MATERIAL FOR THE TASK:

- - -

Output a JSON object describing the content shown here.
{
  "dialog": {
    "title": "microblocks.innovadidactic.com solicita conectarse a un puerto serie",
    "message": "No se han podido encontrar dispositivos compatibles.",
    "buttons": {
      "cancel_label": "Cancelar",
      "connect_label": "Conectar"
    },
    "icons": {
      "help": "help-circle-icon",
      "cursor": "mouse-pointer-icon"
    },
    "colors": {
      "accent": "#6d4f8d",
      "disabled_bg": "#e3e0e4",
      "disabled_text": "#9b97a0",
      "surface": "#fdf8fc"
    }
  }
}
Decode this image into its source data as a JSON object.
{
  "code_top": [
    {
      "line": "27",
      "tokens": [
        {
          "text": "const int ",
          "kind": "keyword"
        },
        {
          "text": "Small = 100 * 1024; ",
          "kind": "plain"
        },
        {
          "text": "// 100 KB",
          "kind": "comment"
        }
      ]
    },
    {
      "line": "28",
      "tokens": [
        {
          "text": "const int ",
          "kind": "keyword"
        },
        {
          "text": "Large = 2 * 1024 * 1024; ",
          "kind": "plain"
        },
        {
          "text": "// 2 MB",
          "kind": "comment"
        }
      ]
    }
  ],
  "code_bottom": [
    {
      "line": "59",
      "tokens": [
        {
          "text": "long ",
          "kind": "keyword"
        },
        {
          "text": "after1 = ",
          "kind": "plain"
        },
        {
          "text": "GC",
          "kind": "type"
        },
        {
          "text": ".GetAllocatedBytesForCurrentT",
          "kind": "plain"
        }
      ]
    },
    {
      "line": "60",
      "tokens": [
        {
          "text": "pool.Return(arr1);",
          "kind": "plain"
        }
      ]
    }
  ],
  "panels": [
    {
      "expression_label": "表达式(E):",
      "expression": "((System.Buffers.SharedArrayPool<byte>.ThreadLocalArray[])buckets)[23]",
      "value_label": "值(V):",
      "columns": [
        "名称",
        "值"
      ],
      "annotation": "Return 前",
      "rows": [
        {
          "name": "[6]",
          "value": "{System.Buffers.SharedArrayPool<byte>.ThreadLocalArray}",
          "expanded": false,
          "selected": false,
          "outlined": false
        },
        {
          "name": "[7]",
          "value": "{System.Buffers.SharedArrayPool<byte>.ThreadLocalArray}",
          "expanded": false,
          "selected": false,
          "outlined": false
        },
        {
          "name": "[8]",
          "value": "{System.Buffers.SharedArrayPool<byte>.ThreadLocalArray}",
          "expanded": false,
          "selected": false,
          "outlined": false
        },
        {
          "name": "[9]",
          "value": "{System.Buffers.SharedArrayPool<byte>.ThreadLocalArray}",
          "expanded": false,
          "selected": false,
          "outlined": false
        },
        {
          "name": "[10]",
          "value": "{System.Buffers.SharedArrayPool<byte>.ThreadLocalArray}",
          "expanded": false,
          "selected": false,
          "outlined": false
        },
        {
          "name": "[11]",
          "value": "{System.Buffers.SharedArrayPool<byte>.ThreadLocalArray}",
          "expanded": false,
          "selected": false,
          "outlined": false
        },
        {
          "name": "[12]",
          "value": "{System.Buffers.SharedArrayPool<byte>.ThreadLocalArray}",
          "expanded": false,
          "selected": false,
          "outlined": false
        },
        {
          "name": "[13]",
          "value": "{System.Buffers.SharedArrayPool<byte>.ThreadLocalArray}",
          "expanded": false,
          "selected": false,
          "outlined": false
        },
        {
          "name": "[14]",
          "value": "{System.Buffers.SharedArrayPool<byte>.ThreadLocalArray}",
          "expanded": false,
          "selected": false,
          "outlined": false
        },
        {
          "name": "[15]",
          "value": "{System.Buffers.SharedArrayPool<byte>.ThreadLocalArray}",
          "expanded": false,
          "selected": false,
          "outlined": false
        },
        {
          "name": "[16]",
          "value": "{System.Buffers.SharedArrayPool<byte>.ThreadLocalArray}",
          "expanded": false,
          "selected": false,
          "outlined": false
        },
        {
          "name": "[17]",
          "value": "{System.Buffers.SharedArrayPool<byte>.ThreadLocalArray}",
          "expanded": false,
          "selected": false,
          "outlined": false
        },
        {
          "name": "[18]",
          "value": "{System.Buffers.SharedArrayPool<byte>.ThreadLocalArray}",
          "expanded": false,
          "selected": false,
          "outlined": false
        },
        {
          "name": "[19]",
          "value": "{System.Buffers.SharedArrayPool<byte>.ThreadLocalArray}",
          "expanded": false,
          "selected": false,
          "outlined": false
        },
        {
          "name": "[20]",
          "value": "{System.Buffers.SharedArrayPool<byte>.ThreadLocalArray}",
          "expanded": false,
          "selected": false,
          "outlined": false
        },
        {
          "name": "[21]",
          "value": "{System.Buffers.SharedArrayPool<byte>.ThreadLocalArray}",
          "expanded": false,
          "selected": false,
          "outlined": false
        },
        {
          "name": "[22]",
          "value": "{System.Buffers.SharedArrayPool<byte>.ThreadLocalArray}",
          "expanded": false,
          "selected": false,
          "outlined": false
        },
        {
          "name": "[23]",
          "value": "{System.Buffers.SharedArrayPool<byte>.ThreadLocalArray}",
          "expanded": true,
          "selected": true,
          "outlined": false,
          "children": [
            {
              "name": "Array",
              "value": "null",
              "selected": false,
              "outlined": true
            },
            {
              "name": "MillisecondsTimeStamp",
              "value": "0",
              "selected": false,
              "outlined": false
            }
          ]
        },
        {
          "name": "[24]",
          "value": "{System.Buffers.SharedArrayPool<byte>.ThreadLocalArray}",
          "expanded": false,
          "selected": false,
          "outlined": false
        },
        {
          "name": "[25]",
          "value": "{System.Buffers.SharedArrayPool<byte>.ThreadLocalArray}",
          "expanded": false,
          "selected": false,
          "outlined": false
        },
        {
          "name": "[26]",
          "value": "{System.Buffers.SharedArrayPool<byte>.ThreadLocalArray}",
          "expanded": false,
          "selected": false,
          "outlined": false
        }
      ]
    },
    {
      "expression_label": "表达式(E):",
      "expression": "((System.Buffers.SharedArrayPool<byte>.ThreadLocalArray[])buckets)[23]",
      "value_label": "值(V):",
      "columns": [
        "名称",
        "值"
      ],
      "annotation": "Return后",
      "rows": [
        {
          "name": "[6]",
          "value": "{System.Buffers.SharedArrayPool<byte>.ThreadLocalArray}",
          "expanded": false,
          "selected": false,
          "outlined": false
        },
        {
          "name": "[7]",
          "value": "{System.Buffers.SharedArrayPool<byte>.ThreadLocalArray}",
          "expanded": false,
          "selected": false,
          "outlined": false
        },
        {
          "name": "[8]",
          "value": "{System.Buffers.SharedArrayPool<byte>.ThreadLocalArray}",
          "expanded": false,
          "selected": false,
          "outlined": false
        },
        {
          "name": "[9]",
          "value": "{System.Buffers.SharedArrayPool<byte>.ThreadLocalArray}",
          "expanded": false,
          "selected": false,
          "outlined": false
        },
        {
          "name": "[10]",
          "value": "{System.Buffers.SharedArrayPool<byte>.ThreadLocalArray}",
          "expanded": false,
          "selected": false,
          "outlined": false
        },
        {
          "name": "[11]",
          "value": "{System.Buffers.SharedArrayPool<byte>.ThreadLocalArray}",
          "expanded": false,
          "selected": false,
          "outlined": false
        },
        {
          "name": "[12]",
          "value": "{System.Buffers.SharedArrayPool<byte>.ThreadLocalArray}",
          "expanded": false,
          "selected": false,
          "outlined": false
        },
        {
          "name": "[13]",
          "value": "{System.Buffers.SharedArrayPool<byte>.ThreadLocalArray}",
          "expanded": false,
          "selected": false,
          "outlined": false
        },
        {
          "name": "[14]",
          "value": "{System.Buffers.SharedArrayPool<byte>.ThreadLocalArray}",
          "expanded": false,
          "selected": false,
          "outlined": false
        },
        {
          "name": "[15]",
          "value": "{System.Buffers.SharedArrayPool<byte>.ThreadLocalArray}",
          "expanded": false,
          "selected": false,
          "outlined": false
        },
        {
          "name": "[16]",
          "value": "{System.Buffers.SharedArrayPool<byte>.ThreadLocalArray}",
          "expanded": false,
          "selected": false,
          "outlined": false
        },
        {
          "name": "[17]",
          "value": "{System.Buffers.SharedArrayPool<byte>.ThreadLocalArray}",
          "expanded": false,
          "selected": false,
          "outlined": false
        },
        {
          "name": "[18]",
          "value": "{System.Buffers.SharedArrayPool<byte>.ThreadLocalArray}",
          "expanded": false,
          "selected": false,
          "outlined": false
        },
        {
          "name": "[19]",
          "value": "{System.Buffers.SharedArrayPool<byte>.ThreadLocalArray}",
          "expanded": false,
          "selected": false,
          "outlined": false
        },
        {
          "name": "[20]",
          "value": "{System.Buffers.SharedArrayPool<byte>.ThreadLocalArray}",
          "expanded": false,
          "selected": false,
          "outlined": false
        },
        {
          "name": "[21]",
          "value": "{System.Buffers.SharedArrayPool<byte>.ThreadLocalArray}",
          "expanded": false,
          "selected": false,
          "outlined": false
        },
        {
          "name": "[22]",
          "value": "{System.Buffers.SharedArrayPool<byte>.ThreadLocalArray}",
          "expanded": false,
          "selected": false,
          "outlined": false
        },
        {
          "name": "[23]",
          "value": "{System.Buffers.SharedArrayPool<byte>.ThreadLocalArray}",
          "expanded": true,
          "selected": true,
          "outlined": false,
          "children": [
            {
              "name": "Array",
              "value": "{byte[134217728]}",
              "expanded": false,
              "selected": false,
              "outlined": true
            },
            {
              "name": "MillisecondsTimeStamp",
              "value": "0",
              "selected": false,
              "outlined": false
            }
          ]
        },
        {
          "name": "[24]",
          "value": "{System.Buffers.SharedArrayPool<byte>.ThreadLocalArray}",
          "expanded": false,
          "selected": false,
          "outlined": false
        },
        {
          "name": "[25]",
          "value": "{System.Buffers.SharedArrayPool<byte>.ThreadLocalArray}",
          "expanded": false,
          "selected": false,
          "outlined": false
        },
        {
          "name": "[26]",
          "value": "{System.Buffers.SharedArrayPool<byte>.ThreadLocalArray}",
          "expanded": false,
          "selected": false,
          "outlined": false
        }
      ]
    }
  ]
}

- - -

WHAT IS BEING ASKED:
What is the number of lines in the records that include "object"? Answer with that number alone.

ANSWER BOX:
2